> _ACTIVITY_
Sift the listing for lines that hold the string "badge" and pull them out.

> _RECORDS TO PROCESS_

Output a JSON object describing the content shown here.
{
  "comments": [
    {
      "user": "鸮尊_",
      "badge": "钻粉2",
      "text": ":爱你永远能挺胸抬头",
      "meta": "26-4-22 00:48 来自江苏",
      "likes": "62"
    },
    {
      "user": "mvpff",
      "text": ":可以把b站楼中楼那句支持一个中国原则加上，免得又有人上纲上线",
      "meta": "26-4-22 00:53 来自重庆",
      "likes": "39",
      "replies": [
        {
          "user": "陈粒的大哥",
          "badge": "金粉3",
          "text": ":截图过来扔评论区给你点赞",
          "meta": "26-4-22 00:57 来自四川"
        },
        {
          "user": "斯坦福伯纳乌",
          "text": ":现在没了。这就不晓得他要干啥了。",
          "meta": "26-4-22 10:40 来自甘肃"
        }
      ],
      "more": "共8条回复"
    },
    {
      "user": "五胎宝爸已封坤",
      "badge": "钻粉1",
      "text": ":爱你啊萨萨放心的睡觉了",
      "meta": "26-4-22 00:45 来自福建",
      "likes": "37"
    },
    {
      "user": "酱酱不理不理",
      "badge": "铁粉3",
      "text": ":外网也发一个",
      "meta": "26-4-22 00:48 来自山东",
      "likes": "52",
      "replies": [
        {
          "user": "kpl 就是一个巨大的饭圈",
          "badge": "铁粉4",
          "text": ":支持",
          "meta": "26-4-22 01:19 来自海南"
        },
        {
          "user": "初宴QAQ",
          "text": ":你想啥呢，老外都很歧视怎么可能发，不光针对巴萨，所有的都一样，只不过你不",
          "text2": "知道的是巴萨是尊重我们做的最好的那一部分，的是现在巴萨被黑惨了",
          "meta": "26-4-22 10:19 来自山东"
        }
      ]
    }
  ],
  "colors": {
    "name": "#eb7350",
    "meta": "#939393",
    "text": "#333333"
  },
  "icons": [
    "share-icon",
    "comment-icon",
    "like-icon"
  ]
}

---

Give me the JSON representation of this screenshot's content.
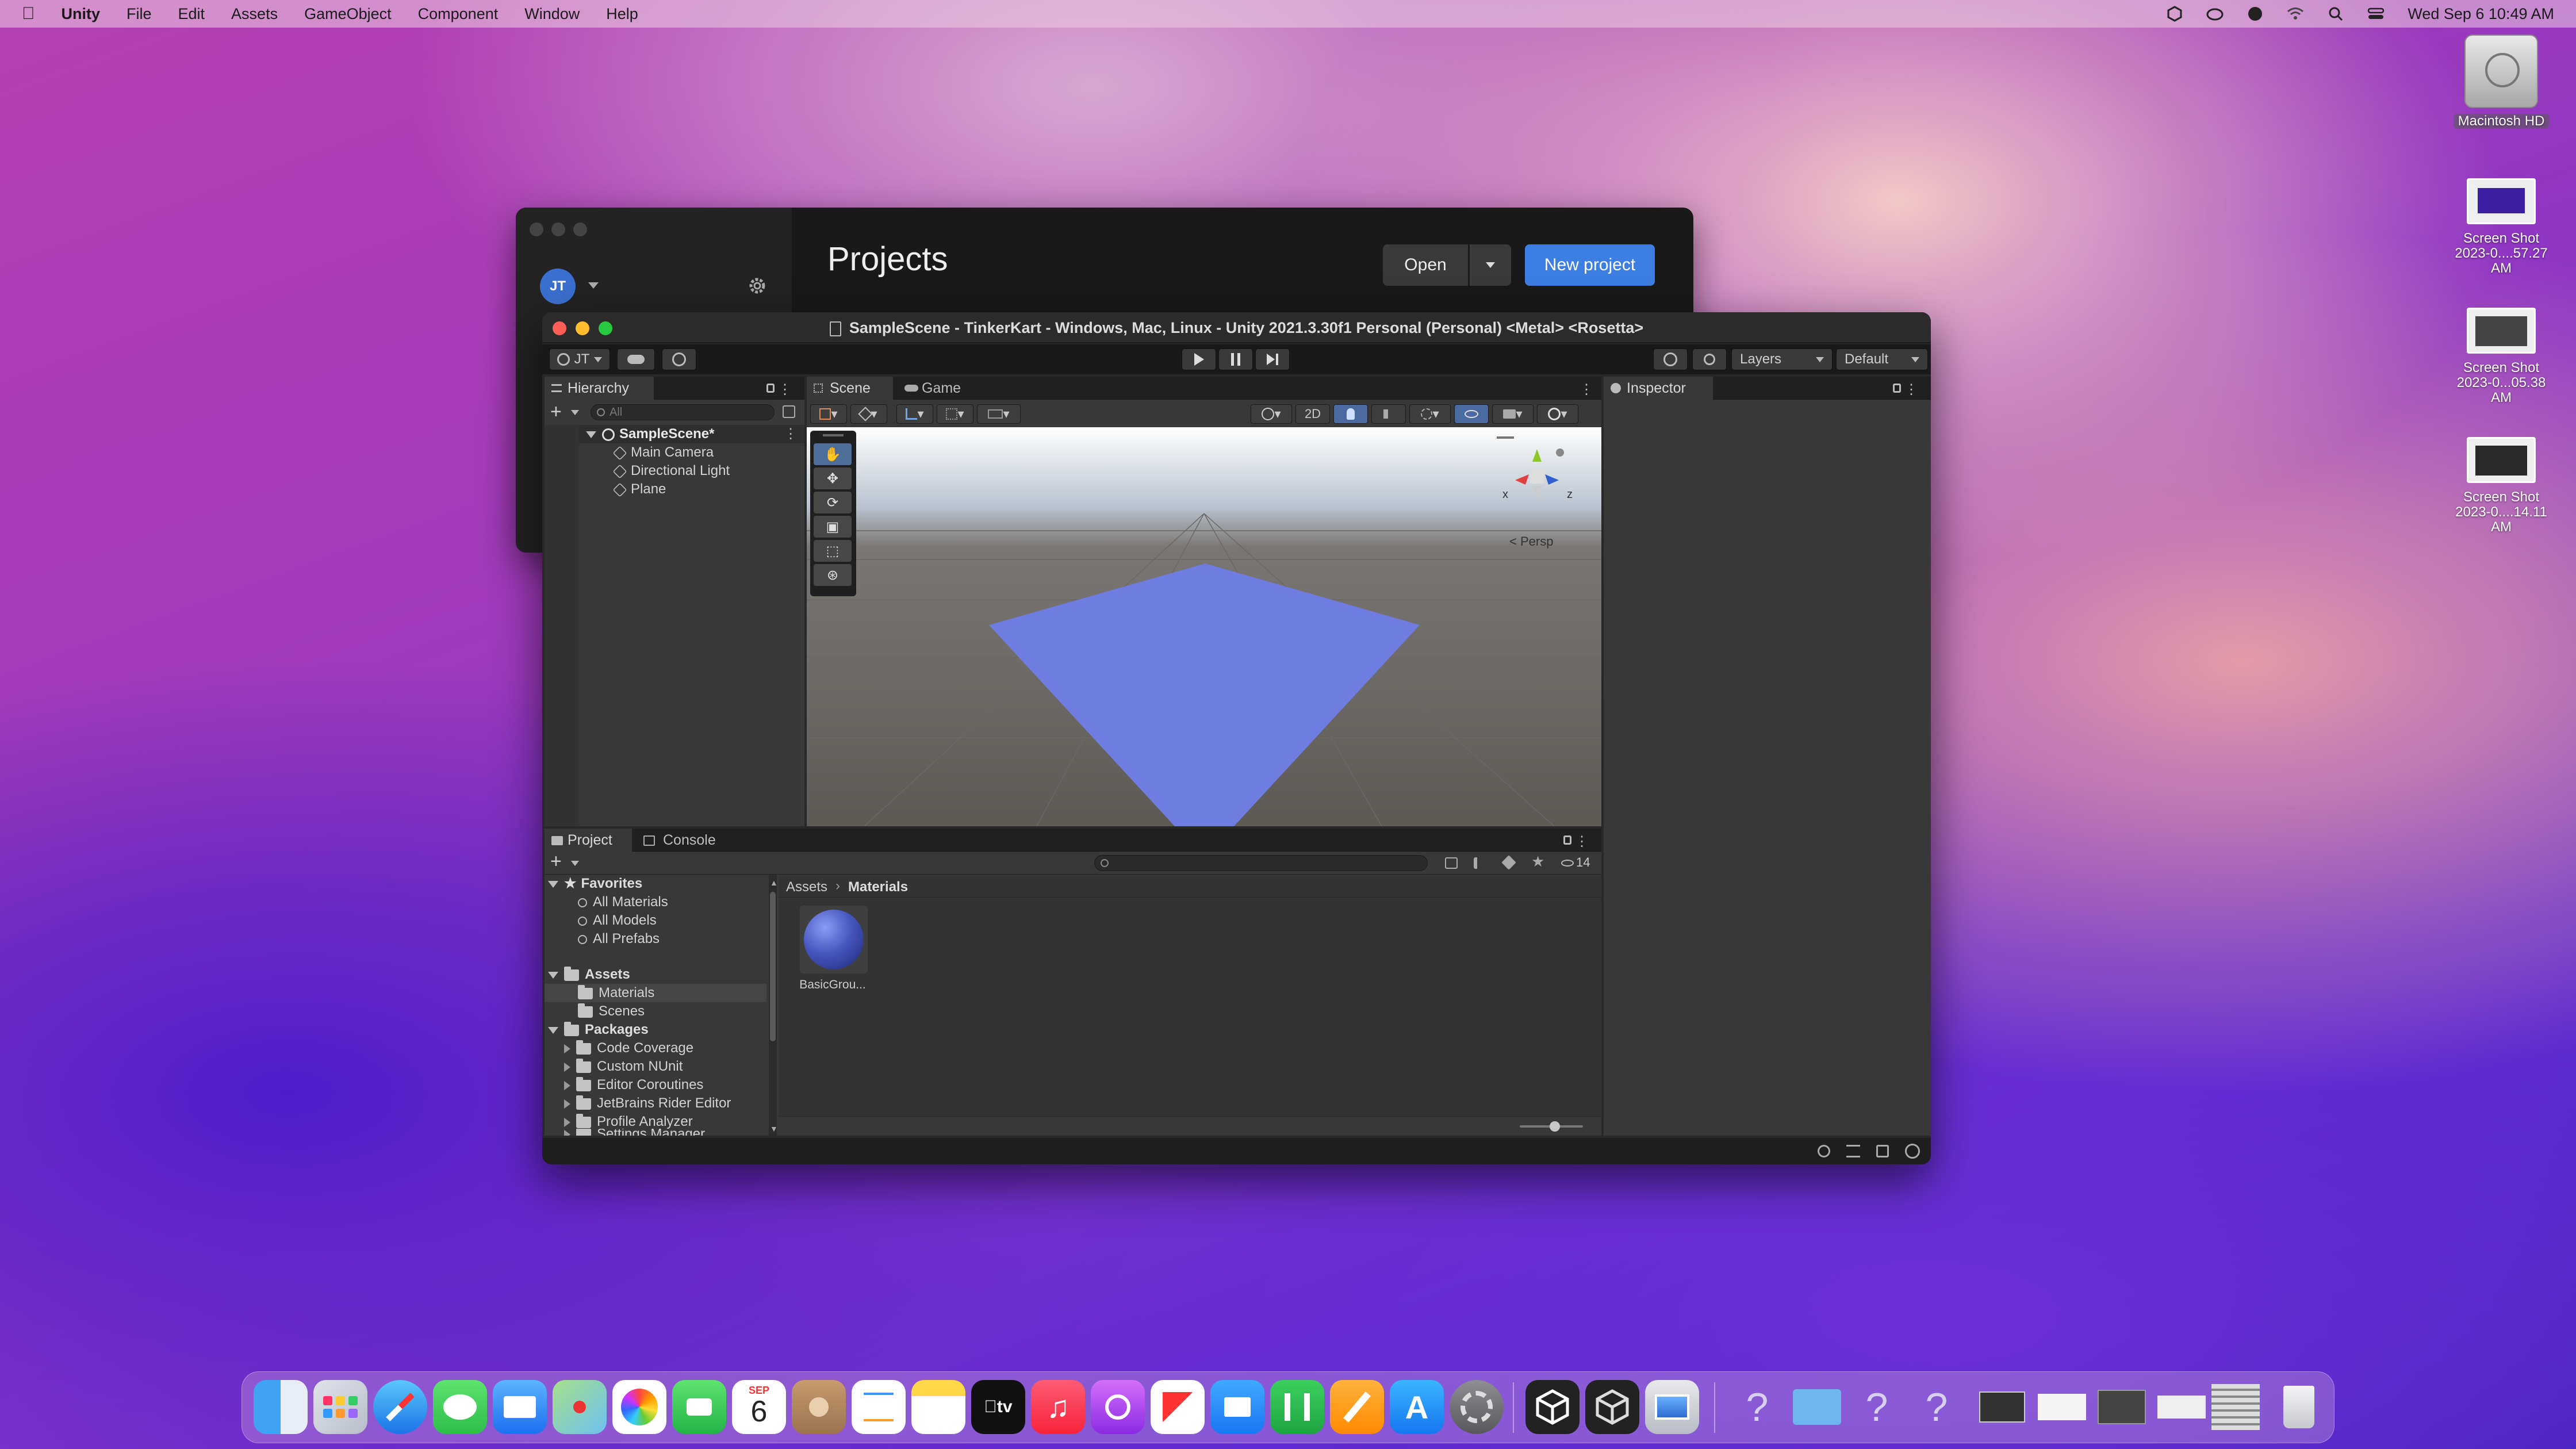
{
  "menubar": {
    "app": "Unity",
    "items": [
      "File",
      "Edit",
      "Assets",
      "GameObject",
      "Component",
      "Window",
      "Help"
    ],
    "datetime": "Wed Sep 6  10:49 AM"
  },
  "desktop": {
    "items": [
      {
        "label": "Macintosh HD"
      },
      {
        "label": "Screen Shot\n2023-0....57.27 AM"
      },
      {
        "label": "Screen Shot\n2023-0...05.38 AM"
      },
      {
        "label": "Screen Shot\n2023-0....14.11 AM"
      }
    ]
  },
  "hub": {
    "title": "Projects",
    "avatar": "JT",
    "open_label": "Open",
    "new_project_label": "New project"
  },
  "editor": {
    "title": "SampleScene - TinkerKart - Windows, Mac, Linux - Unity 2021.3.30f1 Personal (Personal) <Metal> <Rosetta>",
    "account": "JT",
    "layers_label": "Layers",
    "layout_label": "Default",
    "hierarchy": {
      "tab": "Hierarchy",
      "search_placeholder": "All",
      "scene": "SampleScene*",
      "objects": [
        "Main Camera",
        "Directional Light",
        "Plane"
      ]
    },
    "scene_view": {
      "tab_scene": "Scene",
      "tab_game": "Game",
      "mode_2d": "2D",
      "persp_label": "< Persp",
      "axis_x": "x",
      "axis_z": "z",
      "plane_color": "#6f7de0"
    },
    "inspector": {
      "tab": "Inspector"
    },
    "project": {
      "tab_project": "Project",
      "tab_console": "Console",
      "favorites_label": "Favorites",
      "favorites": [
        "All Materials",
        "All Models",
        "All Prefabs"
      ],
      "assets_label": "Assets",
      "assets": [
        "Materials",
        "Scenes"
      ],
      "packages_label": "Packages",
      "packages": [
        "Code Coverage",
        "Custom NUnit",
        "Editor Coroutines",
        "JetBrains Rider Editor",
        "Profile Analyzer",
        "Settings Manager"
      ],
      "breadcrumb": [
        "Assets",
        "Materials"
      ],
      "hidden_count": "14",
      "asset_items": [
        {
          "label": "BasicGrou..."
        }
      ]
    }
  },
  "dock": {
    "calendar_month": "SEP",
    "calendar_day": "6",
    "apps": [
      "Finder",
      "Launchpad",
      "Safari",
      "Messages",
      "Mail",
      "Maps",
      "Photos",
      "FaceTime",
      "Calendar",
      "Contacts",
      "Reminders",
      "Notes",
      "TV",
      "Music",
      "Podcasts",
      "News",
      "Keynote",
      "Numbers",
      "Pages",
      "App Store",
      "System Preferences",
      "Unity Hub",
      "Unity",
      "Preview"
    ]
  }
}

> _OUTPUT OF THE TASK_
      "badge": "钻粉2",
          "badge": "金粉3",
      "badge": "钻粉1",
      "badge": "铁粉3",
          "badge": "铁粉4",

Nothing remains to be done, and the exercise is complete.